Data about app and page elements

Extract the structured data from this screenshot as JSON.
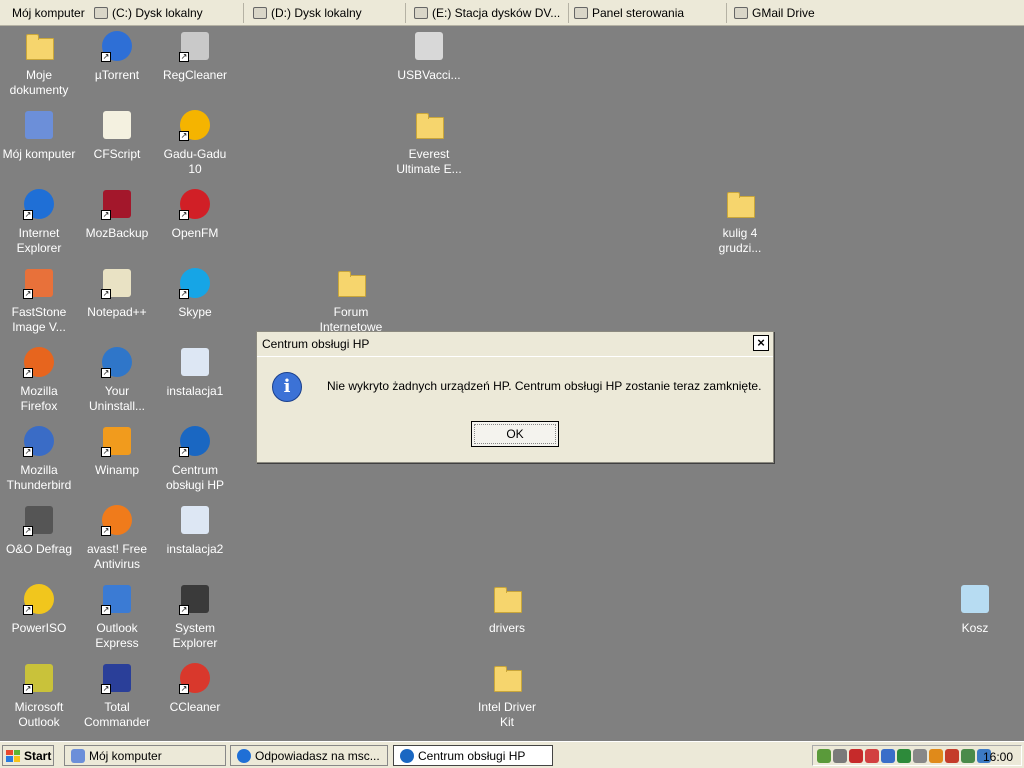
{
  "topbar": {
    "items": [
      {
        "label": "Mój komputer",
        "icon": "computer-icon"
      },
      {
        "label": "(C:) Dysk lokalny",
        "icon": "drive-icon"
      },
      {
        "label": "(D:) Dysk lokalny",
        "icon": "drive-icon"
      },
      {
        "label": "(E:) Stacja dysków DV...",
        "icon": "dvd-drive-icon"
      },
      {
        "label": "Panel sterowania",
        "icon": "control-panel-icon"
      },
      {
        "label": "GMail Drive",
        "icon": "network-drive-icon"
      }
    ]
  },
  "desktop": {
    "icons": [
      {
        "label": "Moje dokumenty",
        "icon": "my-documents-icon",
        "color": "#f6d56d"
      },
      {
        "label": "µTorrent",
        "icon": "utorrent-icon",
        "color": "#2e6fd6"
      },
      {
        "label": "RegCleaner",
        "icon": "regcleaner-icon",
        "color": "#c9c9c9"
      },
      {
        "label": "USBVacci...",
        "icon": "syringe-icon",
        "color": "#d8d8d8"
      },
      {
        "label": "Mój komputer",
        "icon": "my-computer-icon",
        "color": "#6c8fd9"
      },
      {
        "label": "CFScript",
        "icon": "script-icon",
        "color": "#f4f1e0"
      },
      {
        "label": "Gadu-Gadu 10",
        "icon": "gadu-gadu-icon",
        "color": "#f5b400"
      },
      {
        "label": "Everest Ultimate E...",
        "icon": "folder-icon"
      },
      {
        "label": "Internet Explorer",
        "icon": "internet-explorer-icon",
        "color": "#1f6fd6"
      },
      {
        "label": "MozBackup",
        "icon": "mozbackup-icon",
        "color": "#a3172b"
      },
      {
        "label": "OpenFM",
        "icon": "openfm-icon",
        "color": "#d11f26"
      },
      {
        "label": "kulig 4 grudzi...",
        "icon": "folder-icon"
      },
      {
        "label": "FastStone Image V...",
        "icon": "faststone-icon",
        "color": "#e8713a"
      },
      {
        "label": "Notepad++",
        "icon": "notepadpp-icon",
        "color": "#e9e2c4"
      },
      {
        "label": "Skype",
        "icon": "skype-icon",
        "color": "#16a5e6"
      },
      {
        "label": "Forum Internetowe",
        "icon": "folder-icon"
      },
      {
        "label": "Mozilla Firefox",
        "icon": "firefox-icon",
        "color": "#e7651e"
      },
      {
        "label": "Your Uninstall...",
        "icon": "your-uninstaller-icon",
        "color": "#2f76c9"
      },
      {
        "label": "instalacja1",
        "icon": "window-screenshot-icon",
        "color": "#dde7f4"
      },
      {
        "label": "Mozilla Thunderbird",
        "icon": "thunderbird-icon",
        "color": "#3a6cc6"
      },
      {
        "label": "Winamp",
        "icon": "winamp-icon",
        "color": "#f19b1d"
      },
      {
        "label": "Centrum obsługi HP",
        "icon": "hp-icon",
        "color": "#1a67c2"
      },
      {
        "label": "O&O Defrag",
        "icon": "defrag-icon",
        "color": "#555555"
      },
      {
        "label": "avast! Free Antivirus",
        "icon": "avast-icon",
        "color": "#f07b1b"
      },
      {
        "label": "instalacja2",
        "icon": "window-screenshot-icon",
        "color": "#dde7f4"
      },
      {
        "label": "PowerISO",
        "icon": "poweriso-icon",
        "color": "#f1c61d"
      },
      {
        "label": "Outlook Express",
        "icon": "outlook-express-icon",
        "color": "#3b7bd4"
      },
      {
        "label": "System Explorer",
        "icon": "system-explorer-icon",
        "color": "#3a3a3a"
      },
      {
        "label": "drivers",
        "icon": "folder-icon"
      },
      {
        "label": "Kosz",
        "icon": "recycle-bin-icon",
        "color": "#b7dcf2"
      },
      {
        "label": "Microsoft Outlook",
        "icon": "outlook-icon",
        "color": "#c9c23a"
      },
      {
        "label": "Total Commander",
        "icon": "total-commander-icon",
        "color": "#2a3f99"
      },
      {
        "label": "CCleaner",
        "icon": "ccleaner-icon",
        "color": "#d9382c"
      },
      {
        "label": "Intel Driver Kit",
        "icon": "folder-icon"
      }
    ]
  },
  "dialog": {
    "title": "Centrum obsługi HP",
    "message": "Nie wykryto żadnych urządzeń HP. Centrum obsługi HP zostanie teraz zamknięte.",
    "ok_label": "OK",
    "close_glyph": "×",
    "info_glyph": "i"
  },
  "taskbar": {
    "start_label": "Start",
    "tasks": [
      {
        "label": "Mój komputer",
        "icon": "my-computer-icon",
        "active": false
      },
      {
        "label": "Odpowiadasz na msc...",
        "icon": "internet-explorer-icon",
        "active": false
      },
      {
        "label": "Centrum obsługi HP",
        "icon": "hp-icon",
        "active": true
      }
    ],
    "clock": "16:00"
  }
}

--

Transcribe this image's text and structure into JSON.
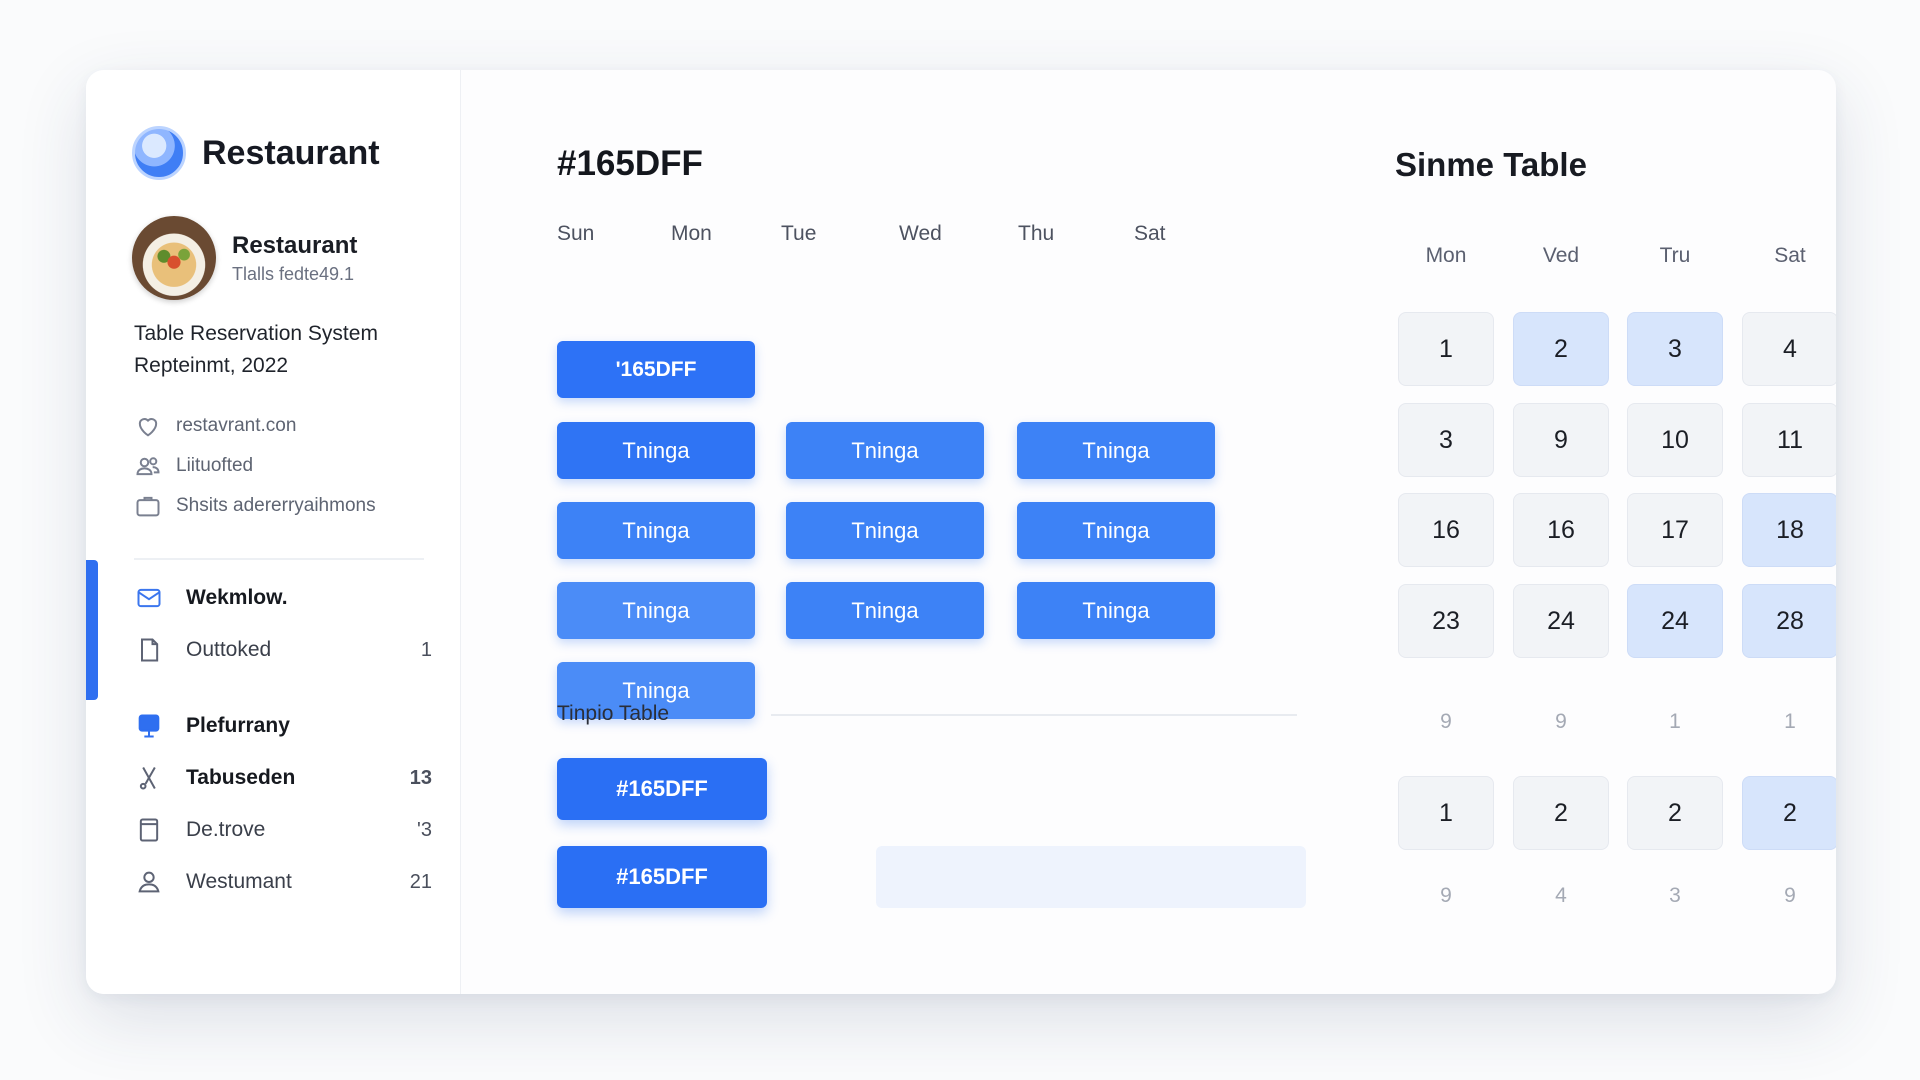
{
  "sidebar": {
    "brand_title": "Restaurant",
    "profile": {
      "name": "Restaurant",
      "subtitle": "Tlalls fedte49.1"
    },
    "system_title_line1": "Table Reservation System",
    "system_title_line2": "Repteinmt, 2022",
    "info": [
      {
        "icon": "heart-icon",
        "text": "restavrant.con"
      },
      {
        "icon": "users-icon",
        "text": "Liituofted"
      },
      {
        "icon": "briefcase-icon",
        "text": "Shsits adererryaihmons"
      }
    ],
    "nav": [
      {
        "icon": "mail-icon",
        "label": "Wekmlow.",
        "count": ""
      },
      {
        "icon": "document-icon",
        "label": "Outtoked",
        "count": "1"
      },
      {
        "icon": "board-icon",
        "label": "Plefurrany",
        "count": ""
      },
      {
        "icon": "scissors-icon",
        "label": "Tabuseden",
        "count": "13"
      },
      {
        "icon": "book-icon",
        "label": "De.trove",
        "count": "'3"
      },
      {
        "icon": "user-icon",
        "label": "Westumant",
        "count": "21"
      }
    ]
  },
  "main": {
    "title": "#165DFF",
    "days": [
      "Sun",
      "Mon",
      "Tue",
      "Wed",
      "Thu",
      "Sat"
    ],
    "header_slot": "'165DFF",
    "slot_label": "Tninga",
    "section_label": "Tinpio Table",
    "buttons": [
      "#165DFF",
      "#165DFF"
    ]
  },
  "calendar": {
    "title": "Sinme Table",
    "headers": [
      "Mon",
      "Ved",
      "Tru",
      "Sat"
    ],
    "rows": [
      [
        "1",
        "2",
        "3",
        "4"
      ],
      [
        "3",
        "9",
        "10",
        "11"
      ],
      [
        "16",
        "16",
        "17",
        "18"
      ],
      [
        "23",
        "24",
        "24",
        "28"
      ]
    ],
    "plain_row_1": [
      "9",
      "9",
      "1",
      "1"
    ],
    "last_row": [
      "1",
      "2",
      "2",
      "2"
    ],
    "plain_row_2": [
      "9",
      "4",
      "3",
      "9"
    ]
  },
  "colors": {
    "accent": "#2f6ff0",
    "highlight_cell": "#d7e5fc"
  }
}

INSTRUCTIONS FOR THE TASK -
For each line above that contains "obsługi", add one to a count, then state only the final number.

RESULT -
4